> **PROBLEM REQUIREMENTS**
Look through the material and tally each line bearing the word "smiling". Give only the total.

> **RECORDS FOR THIS EXERCISE**
┄┄┄┄┄┄┄┄┄┄
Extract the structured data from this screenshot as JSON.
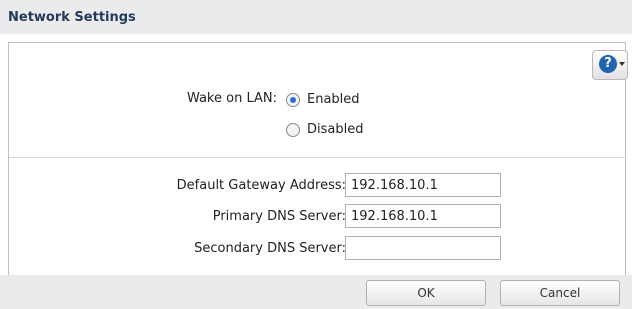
{
  "header": {
    "title": "Network Settings"
  },
  "help": {
    "glyph": "?",
    "icon": "help-icon"
  },
  "wake_on_lan": {
    "label": "Wake on LAN:",
    "options": [
      {
        "label": "Enabled",
        "checked": true
      },
      {
        "label": "Disabled",
        "checked": false
      }
    ]
  },
  "fields": {
    "gateway": {
      "label": "Default Gateway Address:",
      "value": "192.168.10.1"
    },
    "primary_dns": {
      "label": "Primary DNS Server:",
      "value": "192.168.10.1"
    },
    "secondary_dns": {
      "label": "Secondary DNS Server:",
      "value": ""
    }
  },
  "footer": {
    "ok_label": "OK",
    "cancel_label": "Cancel"
  },
  "colors": {
    "accent": "#1f63b3",
    "title": "#233a5c",
    "bar": "#ebebeb"
  }
}
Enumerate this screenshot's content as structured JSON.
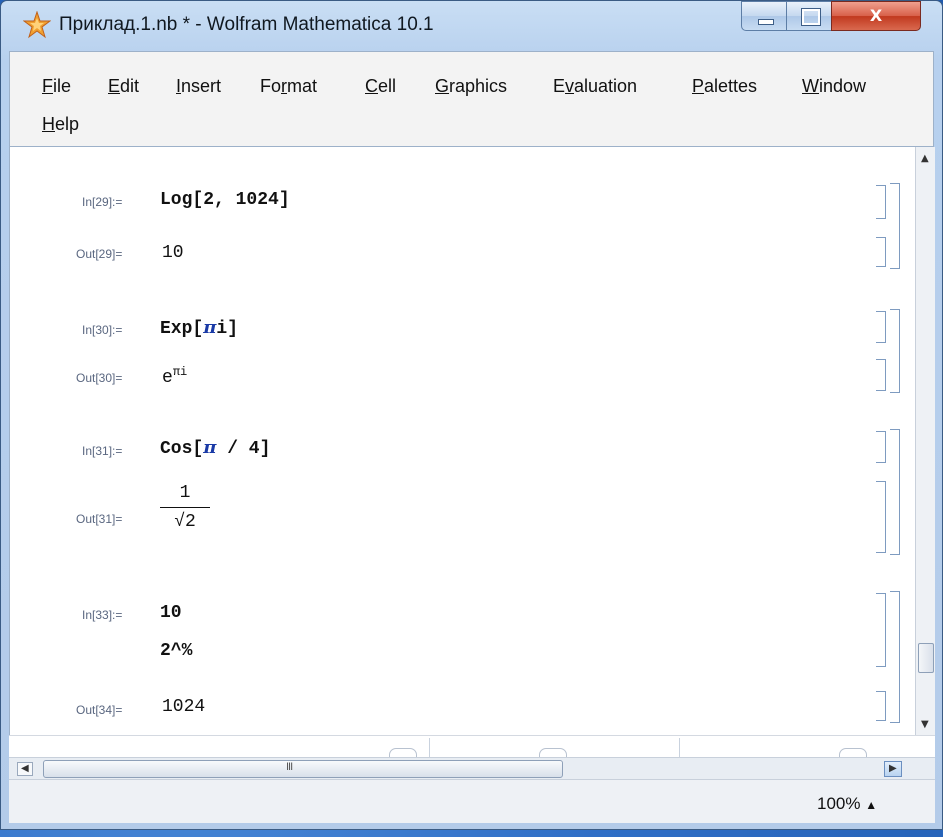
{
  "window": {
    "title": "Приклад.1.nb * - Wolfram Mathematica 10.1",
    "close_glyph": "X"
  },
  "menu": {
    "items": [
      {
        "label": "File",
        "mnemonic": "F",
        "rest": "ile"
      },
      {
        "label": "Edit",
        "mnemonic": "E",
        "rest": "dit"
      },
      {
        "label": "Insert",
        "mnemonic": "I",
        "rest": "nsert"
      },
      {
        "label": "Format",
        "pre": "Fo",
        "mnemonic": "r",
        "rest": "mat"
      },
      {
        "label": "Cell",
        "mnemonic": "C",
        "rest": "ell"
      },
      {
        "label": "Graphics",
        "mnemonic": "G",
        "rest": "raphics"
      },
      {
        "label": "Evaluation",
        "pre": "E",
        "mnemonic": "v",
        "rest": "aluation"
      },
      {
        "label": "Palettes",
        "mnemonic": "P",
        "rest": "alettes"
      },
      {
        "label": "Window",
        "mnemonic": "W",
        "rest": "indow"
      },
      {
        "label": "Help",
        "mnemonic": "H",
        "rest": "elp"
      }
    ]
  },
  "cells": [
    {
      "in_label": "In[29]:=",
      "input": "Log[2, 1024]",
      "out_label": "Out[29]=",
      "output": "10"
    },
    {
      "in_label": "In[30]:=",
      "input_head": "Exp[",
      "input_pi": "π",
      "input_i": "i",
      "input_tail": "]",
      "out_label": "Out[30]=",
      "output_base": "e",
      "output_sup": "πi"
    },
    {
      "in_label": "In[31]:=",
      "input_head": "Cos[",
      "input_pi": "π",
      "input_tail": " / 4]",
      "out_label": "Out[31]=",
      "output_num": "1",
      "output_den": "√2"
    },
    {
      "in_label": "In[33]:=",
      "input_line1": "10",
      "input_line2": "2^%",
      "out_label": "Out[34]=",
      "output": "1024"
    }
  ],
  "status": {
    "zoom": "100%",
    "scroll_mark": "III"
  },
  "colors": {
    "pi_color": "#1a3aa6",
    "label_color": "#5a6780"
  }
}
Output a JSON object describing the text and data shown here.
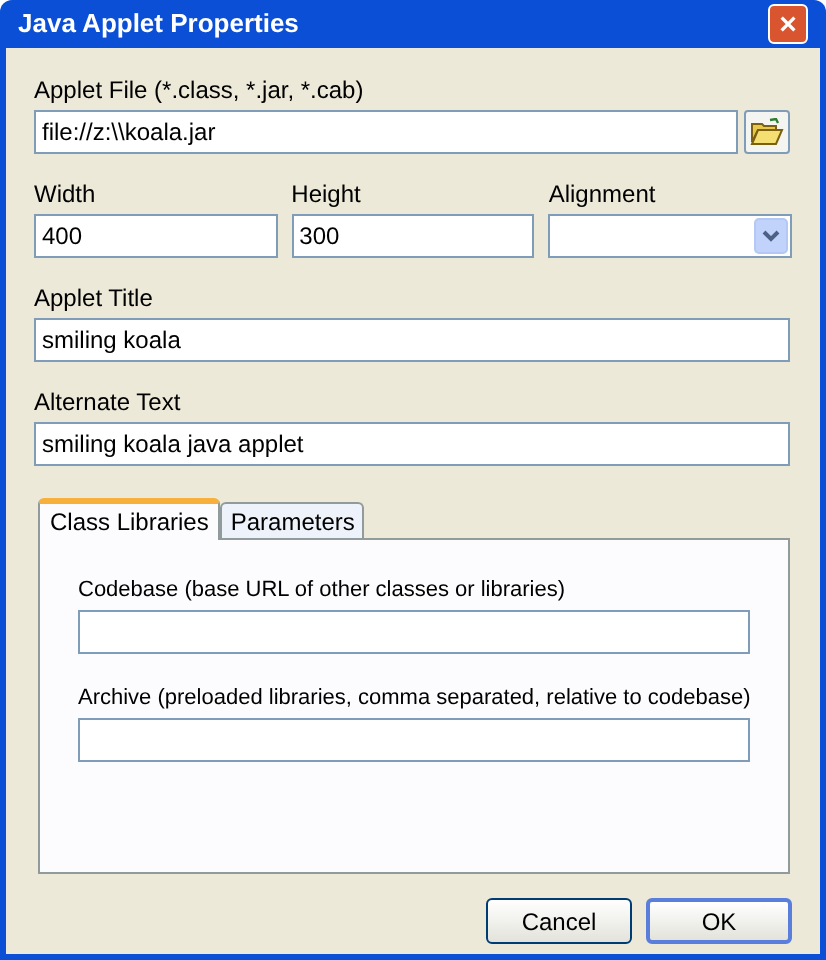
{
  "window": {
    "title": "Java Applet Properties",
    "close_button": "×"
  },
  "applet_file": {
    "label": "Applet File (*.class, *.jar, *.cab)",
    "value": "file://z:\\\\koala.jar"
  },
  "size_fields": [
    {
      "label": "Width",
      "value": "400",
      "kind": "text"
    },
    {
      "label": "Height",
      "value": "300",
      "kind": "text"
    },
    {
      "label": "Alignment",
      "kind": "dropdown"
    }
  ],
  "applet_title": {
    "label": "Applet Title",
    "value": "smiling koala"
  },
  "alternate_text": {
    "label": "Alternate Text",
    "value": "smiling koala java applet"
  },
  "tabs": [
    {
      "label": "Class Libraries",
      "selected": true
    },
    {
      "label": "Parameters",
      "selected": false
    }
  ],
  "tab_fields": [
    {
      "label": "Codebase (base URL of other classes or libraries)"
    },
    {
      "label": "Archive (preloaded libraries, comma separated, relative to codebase)"
    }
  ],
  "buttons": [
    {
      "label": "Cancel",
      "default": false
    },
    {
      "label": "OK",
      "default": true
    }
  ]
}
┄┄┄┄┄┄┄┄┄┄
> **TASK OUTPUT**
2